Writing historical fiction can be a bit of a challenge, especially when one is writing about a period as strange and wild as 19th century America. It was a monstrous time of social and racial oppression, outrageous financial shenanigans, environmental catastrophies, grinding poverty and the lack of any kind of meaningful social safety net—not at all like the world we live in today.
That was a joke, son. Just in case you missed it.
It is often said that the difficult part of writing historical fiction is resisting the temptation to put all your research into what you’ve written. The implication is that the writer, having slaved over many a dusty tome, wants to show off a bit—because really, what other reward is there? But I think the truth is a bit different. I think the writer of historical fiction comes forward, Cassandra-like, bearing an insight that is often given lip-service to but is actually understood all-too-infrequently: that there are crucially important lessons that we as a nation and a civilization and a species keep getting pounded over the head with, and yet we simply do not learn. It’s evocative of the old chestnut, “Those who cannot remember history are doomed to repeat it.” But I find that statement a bit wishy-washy for my taste. I think it needs a bit more force, vis: “Darlings, if you can’t bother yourself to learn from history, then you deserve whatever the hell you get.”
I chose to write about America in the 1870s for several reasons. First, it was the time in our history when the institutions which would come to be known as uniquely “American”—including mass media, free market capitalism, the cult of celebrity, and consumerism—flowered in a way never seen before. Second, with the Civil War a decade past and a hundred years of history under our belt, there was a newfound sense that America was a country with a larger destiny—a global destiny. While America would remain largely isolationist for many years to come, I think the idea that this incredibly rich country could become a new kind of empire—one founded on luck and pluck and steam-powered innovation—was born in 1876 at the Philadelphia Centennial Exposition, inspired by marvels like the Corliss Engine, the typewriter, and Alexander Graham Bell’s telephone.
And last (but not least) the clothes were just to die for. (Corsets notwithstanding.)
With so many important elements of history intersecting in 1876, I could have written a couple of much longer and drier books.

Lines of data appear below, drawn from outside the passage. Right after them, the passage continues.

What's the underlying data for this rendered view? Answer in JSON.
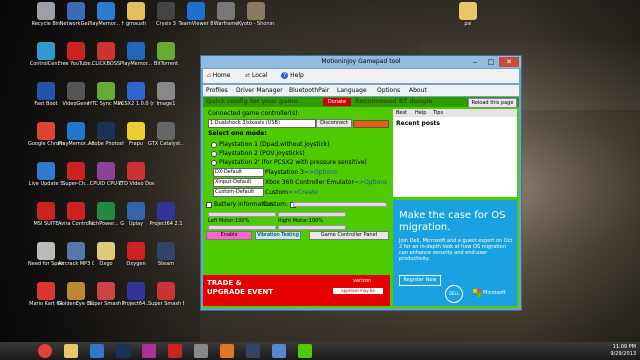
{
  "window": {
    "title": "MotioninJoy Gamepad tool",
    "toolbar": {
      "home": "Home",
      "local": "Local",
      "help": "Help"
    },
    "menus": [
      "Profiles",
      "Driver Manager",
      "BluetoothPair",
      "Language",
      "Options",
      "About"
    ],
    "strip_text": "Quick config for your game",
    "donate": "Donate",
    "recommend": "Recommend BT dongle",
    "reload": "Reload this page",
    "connected_label": "Connected game controller(s):",
    "controller_value": "1.Dualshock 3/sixaxis (USB)",
    "disconnect": "Disconnect",
    "select_mode": "Select one mode:",
    "modes": [
      "Playstation 1 (Dpad,without joystick)",
      "Playstation 2 (POV,joysticks)",
      "Playstation 2' (for PCSX2 with pressure sensitive)"
    ],
    "presets": [
      {
        "select": "DX-Default",
        "label": "Playstation 3",
        "link": "=>Options"
      },
      {
        "select": "Xinput-Default",
        "label": "Xbox 360 Controller Emulator",
        "link": "=>Options"
      },
      {
        "select": "Custom-Default",
        "label": "Custom",
        "link": "=>Create"
      }
    ],
    "battery_label": "Battery information",
    "custom_label": "Custom",
    "left_motor": "Left Motor:100%",
    "right_motor": "Right Motor:100%",
    "enable": "Enable",
    "vibration": "Vibration Testing",
    "game_panel": "Game Controller Panel",
    "right_tabs": [
      "Best",
      "Help",
      "Tips"
    ],
    "recent_posts": "Recent posts",
    "ad_ms": {
      "headline": "Make the case for OS migration.",
      "body": "Join Dell, Microsoft and a guest expert on Oct 2 for an in-depth look at how OS migration can enhance security and end-user productivity.",
      "register": "Register Now",
      "dell": "DELL",
      "microsoft": "Microsoft"
    },
    "ad_trade": {
      "line1": "TRADE &",
      "line2": "UPGRADE EVENT",
      "brand": "verizon",
      "approve": "approval may be required"
    }
  },
  "desktop_icons": [
    {
      "label": "Recycle Bin",
      "color": "#9aa0a6"
    },
    {
      "label": "NetworkGe...",
      "color": "#3d6bb3"
    },
    {
      "label": "PlayMemor... Home Help",
      "color": "#2b7bd0"
    },
    {
      "label": "gmaush",
      "color": "#e0c060"
    },
    {
      "label": "Crysis 3",
      "color": "#444444"
    },
    {
      "label": "TeamViewer 8",
      "color": "#1f6fd1"
    },
    {
      "label": "Warframe",
      "color": "#777777"
    },
    {
      "label": "Kyoto - Shonin-in",
      "color": "#8a7a60"
    },
    {
      "label": "ControlCen...",
      "color": "#3399cc"
    },
    {
      "label": "Free YouTube...",
      "color": "#cc2222"
    },
    {
      "label": "CLICKBOSS",
      "color": "#cc3333"
    },
    {
      "label": "PlayMemor...",
      "color": "#2266bb"
    },
    {
      "label": "BitTorrent",
      "color": "#66aa33"
    },
    {
      "label": "Fast Boot",
      "color": "#2255aa"
    },
    {
      "label": "VideoGene",
      "color": "#555555"
    },
    {
      "label": "HTC Sync Manager",
      "color": "#66aa33"
    },
    {
      "label": "PCSX2 1.0.0 (r5350)",
      "color": "#3366cc"
    },
    {
      "label": "Image1",
      "color": "#888888"
    },
    {
      "label": "Google Chrome",
      "color": "#dd4433"
    },
    {
      "label": "PlayMemor... Home",
      "color": "#2277cc"
    },
    {
      "label": "Adobe Photoshop...",
      "color": "#1a3355"
    },
    {
      "label": "Frapu",
      "color": "#eecc33"
    },
    {
      "label": "GTX Catalyst...",
      "color": "#666666"
    },
    {
      "label": "Live Update 5",
      "color": "#3377cc"
    },
    {
      "label": "Super-Ch...",
      "color": "#cc2222"
    },
    {
      "label": "CPUID CPU-Z",
      "color": "#884499"
    },
    {
      "label": "YTD Video Downloader",
      "color": "#cc3333"
    },
    {
      "label": "MSI SUITE",
      "color": "#cc2222"
    },
    {
      "label": "Avira Control Center",
      "color": "#cc2222"
    },
    {
      "label": "TechPower... GPU-Z",
      "color": "#228844"
    },
    {
      "label": "Uplay",
      "color": "#3366aa"
    },
    {
      "label": "Project64 2.1",
      "color": "#333399"
    },
    {
      "label": "Need for Speed Mo...",
      "color": "#bbbbbb"
    },
    {
      "label": "Aircrack MP3 Converter",
      "color": "#5577aa"
    },
    {
      "label": "Oxgo",
      "color": "#ddcc77"
    },
    {
      "label": "Oxygen",
      "color": "#cc2222"
    },
    {
      "label": "Steam",
      "color": "#334466"
    },
    {
      "label": "Mario Kart 64",
      "color": "#dd3333"
    },
    {
      "label": "GoldenEye 007",
      "color": "#bb8833"
    },
    {
      "label": "Super Smash Bro...",
      "color": "#cc4444"
    },
    {
      "label": "Project64...",
      "color": "#333399"
    },
    {
      "label": "Super Smash Bros...",
      "color": "#cc3333"
    }
  ],
  "taskbar": {
    "time": "11:09 PM",
    "date": "9/29/2013"
  }
}
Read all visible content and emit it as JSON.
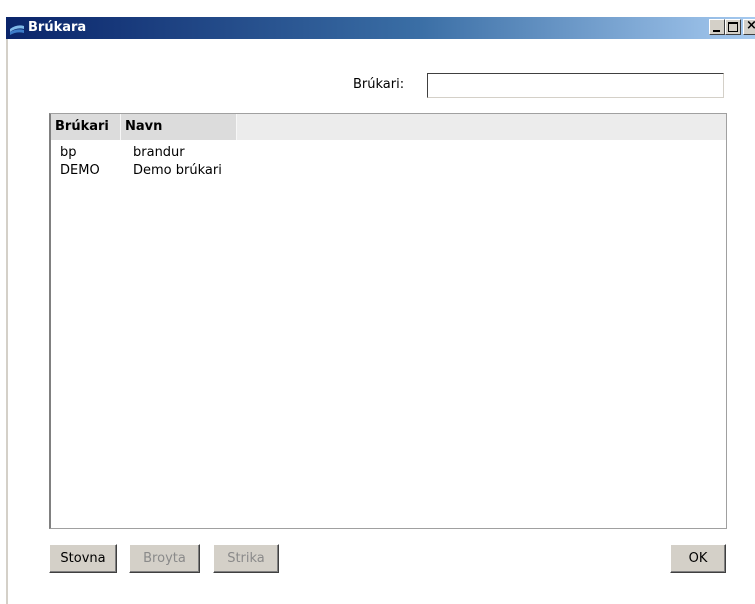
{
  "window": {
    "title": "Brúkara"
  },
  "search": {
    "label": "Brúkari:",
    "value": "",
    "placeholder": ""
  },
  "table": {
    "columns": [
      "Brúkari",
      "Navn"
    ],
    "rows": [
      [
        "bp",
        "brandur"
      ],
      [
        "DEMO",
        "Demo brúkari"
      ]
    ]
  },
  "buttons": {
    "save": "Stovna",
    "edit": "Broyta",
    "delete": "Strika",
    "ok": "OK"
  },
  "colors": {
    "titlebar_start": "#0a246a",
    "titlebar_end": "#a6caf0"
  }
}
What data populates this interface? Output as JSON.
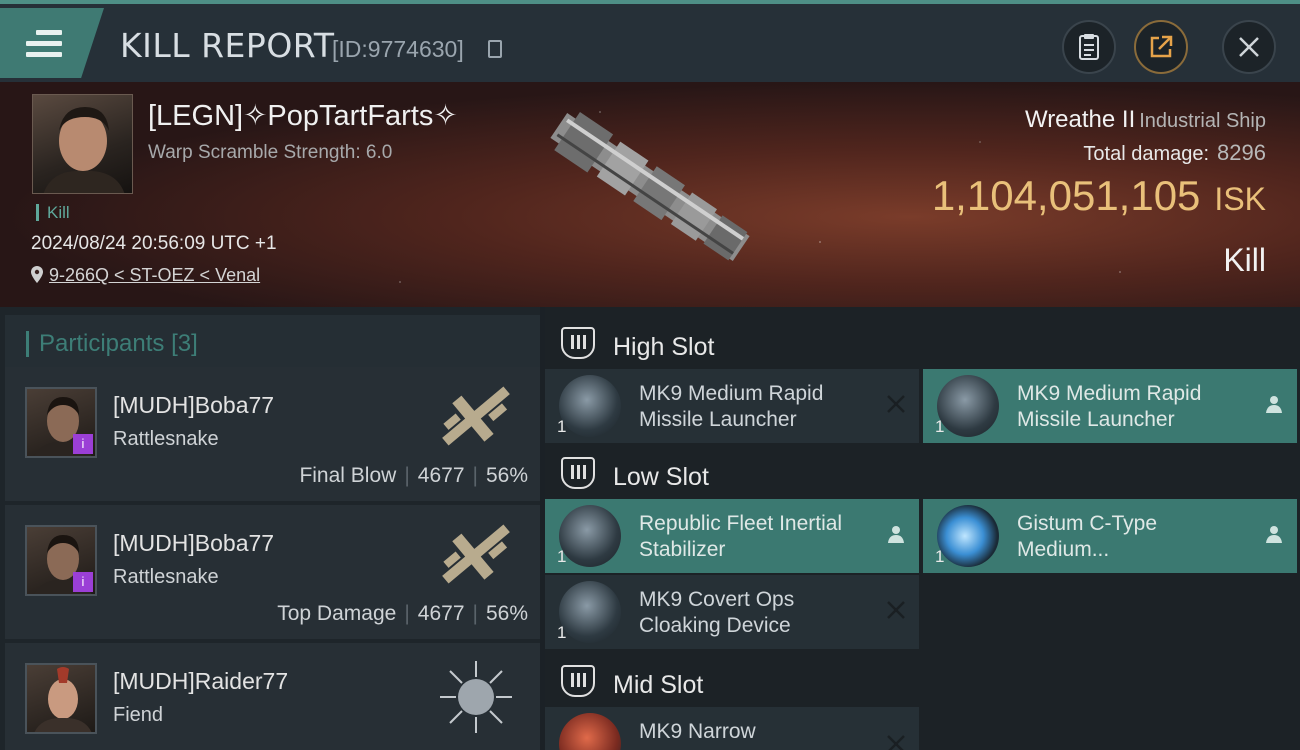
{
  "header": {
    "title": "KILL REPORT",
    "report_id": "[ID:9774630]",
    "buttons": [
      "clipboard",
      "share",
      "close"
    ]
  },
  "victim": {
    "name": "[LEGN]✧PopTartFarts✧",
    "warp_scramble": "Warp Scramble Strength: 6.0",
    "tag": "Kill",
    "timestamp": "2024/08/24 20:56:09 UTC +1",
    "location": "9-266Q < ST-OEZ < Venal",
    "ship_name": "Wreathe II",
    "ship_class": "Industrial Ship",
    "total_damage_label": "Total damage:",
    "total_damage": "8296",
    "isk_value": "1,104,051,105",
    "isk_unit": "ISK",
    "result": "Kill"
  },
  "participants": {
    "label": "Participants",
    "count": "[3]",
    "rows": [
      {
        "name": "[MUDH]Boba77",
        "ship": "Rattlesnake",
        "tag": "Final Blow",
        "damage": "4677",
        "percent": "56%",
        "badge": "i"
      },
      {
        "name": "[MUDH]Boba77",
        "ship": "Rattlesnake",
        "tag": "Top Damage",
        "damage": "4677",
        "percent": "56%",
        "badge": "i"
      },
      {
        "name": "[MUDH]Raider77",
        "ship": "Fiend",
        "tag": "",
        "damage": "",
        "percent": ""
      }
    ]
  },
  "slots": {
    "high": {
      "label": "High Slot",
      "items": [
        {
          "name": "MK9 Medium Rapid Missile Launcher",
          "qty": "1",
          "status": "destroyed"
        },
        {
          "name": "MK9 Medium Rapid Missile Launcher",
          "qty": "1",
          "status": "dropped"
        }
      ]
    },
    "low": {
      "label": "Low Slot",
      "items": [
        {
          "name": "Republic Fleet Inertial Stabilizer",
          "qty": "1",
          "status": "dropped"
        },
        {
          "name": "Gistum C-Type Medium...",
          "qty": "1",
          "status": "dropped"
        },
        {
          "name": "MK9 Covert Ops Cloaking Device",
          "qty": "1",
          "status": "destroyed"
        }
      ]
    },
    "mid": {
      "label": "Mid Slot",
      "items": [
        {
          "name": "MK9 Narrow",
          "qty": "",
          "status": "destroyed"
        }
      ]
    }
  },
  "colors": {
    "accent_teal": "#3b7971",
    "isk_gold": "#e9c07a",
    "badge_purple": "#9b3fd6"
  }
}
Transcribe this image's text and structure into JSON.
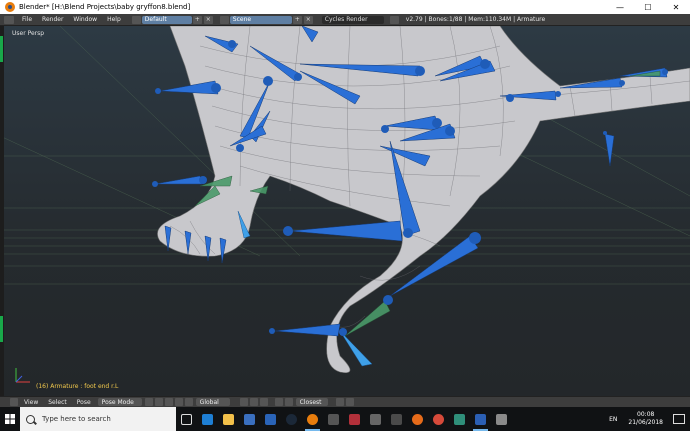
{
  "window": {
    "title": "Blender* [H:\\Blend Projects\\baby gryffon8.blend]",
    "minimize_glyph": "—",
    "maximize_glyph": "☐",
    "close_glyph": "✕"
  },
  "info_header": {
    "menus": [
      "File",
      "Render",
      "Window",
      "Help"
    ],
    "screen_layout": "Default",
    "scene": "Scene",
    "render_engine": "Cycles Render",
    "stats": "v2.79 | Bones:1/88 | Mem:110.34M | Armature",
    "add_glyph": "+",
    "remove_glyph": "×"
  },
  "viewport": {
    "view_label": "User Persp",
    "status_text": "(16) Armature : foot end r.L"
  },
  "view_header": {
    "menus": [
      "View",
      "Select",
      "Pose"
    ],
    "mode": "Pose Mode",
    "orientation": "Global",
    "snap_target": "Closest"
  },
  "taskbar": {
    "search_placeholder": "Type here to search",
    "language": "EN",
    "time": "00:08",
    "date": "21/06/2018"
  },
  "colors": {
    "bone": "#2a6fd6",
    "bone_selected": "#3fa0e8",
    "bone_active": "#4a9a6a",
    "mesh": "#c8c8cc",
    "accent": "#5f7fa3"
  }
}
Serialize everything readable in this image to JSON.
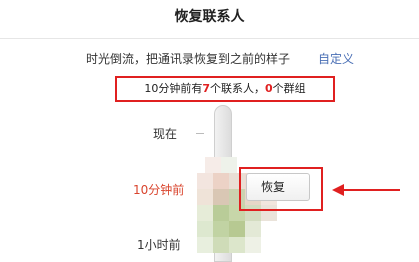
{
  "header": {
    "title": "恢复联系人"
  },
  "intro": {
    "text": "时光倒流，把通讯录恢复到之前的样子",
    "link": "自定义"
  },
  "summary": {
    "prefix": "10分钟前有",
    "contacts_count": "7",
    "contacts_unit": "个联系人，",
    "groups_count": "0",
    "groups_unit": "个群组"
  },
  "timeline": {
    "label_now": "现在",
    "label_10min": "10分钟前",
    "label_1h": "1小时前"
  },
  "actions": {
    "restore_label": "恢复"
  },
  "colors": {
    "accent_red": "#e02020",
    "link_blue": "#4a6fb5",
    "time_red": "#d9442d"
  }
}
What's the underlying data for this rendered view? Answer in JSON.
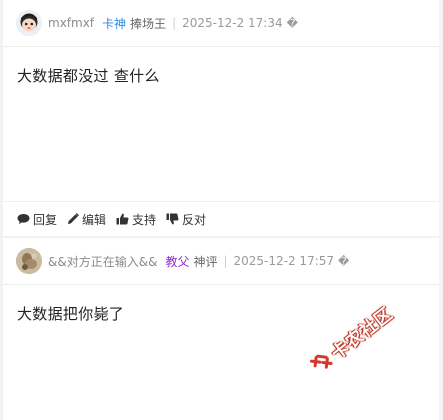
{
  "posts": [
    {
      "username": "mxfmxf",
      "badge": "卡神",
      "title": "捧场王",
      "time": "2025-12-2 17:34",
      "time_icon": "�",
      "content": "大数据都没过  查什么",
      "avatar_color": "#e9eef3"
    },
    {
      "username": "&&对方正在输入&&",
      "badge": "教父",
      "title": "神评",
      "time": "2025-12-2 17:57",
      "time_icon": "�",
      "content": "大数据把你毙了",
      "avatar_color": "#b8a58a"
    }
  ],
  "actions": {
    "reply": "回复",
    "edit": "编辑",
    "support": "支持",
    "oppose": "反对"
  },
  "watermark": {
    "text": "卡农社区",
    "color": "#d9362b"
  }
}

But I’ve found that readers tend to get a bit tetchy when the drama, adventure, and romance are put on hold in favor of exposition describing the far-reaching financial and political ramifications of the gold standard. But while I’ve curbed the urge to expound on these historical events within the text, such pedantic instincts cannot be held in check forever. Thus, I’ve decided to write this series of articles, in which I will provide a humorous and most likely incredibly slanted view of the major historical events referenced in The Native Star. I hope they will enhance the enjoyment of those who know little about these events, and I expect they will also spark debate amongst those who are intimately familiar with the events in question (historical afficionados being a notably picky and quarrelsome lot.)
And before you even say anything, yes, I know the Elevated Railroad didn’t run through Chatham Square until 1880. But I liked having it there, and so there it stands in 1876. Because in a 19th century America with magic, everything happened earlier, faster, and more interestingly. You’ll just have to take my word for it.